The play is often poetic, even lyrical, and there is often much beauty in its language. And while the show is unquestionably unusual, it does not come off as pretentious or weird-just-to-be-weird. The hard-working cast seems earnest about what they’re doing, and certainly deserves credit for that. Watching the play, though, is more of an academic endeavor than an enjoyable or thought-provoking night out at the theater.
This review was edited quite badly in publication, with the next-to-last paragraph being removed (except for the word "superficially," which mysteriously remained, floating there in space, not part of any sentence).
This was the the topper in a BYU season of plays that practically dared you to like them. From the erudite and difficult "School for Scandal" to the intentionally actionless "Cherry Orchard" to this one, the season was punctuated with unusual choices. Some of them, like "Children of Eden," were popular successes; others, like "Voices from Black Canyon," were so unorthodox that you really can't blame audiences for not showing up. You have to give BYU credit, though, for not just doing the same old stuff all the time.
Jet-lagged, I dozed off for a moment during this play, which was highly embarrassing. To add to my embarrassment, a year later at the annual theater department banquet, someone performed a song telling the whole story of my falling asleep. I wasn't there, but heard about it later, and it seemed quite funny.
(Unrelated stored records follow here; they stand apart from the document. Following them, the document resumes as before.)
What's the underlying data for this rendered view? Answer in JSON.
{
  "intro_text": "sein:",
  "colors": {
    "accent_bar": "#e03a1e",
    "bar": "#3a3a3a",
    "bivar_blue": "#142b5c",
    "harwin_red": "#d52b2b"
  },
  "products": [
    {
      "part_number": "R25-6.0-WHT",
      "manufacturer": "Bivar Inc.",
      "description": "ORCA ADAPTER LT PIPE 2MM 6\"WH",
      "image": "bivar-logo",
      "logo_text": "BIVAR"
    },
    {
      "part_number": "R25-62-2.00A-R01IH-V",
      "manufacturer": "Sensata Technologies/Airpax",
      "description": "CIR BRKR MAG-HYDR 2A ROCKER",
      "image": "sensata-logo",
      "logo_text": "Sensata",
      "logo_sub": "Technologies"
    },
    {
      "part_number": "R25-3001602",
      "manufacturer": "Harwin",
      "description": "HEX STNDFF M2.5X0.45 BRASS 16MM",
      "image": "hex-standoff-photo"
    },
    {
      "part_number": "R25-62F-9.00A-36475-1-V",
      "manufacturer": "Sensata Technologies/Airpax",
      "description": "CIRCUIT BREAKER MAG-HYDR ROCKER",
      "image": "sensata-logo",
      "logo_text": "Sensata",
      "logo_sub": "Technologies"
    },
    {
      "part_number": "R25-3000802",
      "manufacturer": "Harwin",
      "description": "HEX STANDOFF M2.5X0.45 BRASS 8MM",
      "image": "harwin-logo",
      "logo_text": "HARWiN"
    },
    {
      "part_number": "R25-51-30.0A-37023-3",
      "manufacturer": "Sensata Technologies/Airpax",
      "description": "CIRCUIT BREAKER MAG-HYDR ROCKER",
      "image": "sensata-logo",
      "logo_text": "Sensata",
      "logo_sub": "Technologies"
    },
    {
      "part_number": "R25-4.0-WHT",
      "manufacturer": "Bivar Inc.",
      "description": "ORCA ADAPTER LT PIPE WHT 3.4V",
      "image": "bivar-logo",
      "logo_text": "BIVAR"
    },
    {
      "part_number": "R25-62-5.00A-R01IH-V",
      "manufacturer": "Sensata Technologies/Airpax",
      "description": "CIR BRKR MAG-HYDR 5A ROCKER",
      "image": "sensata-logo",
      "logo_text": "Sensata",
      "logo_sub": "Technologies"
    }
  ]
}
It was all done in the spirit of good humor, I believe, though one can never be sure.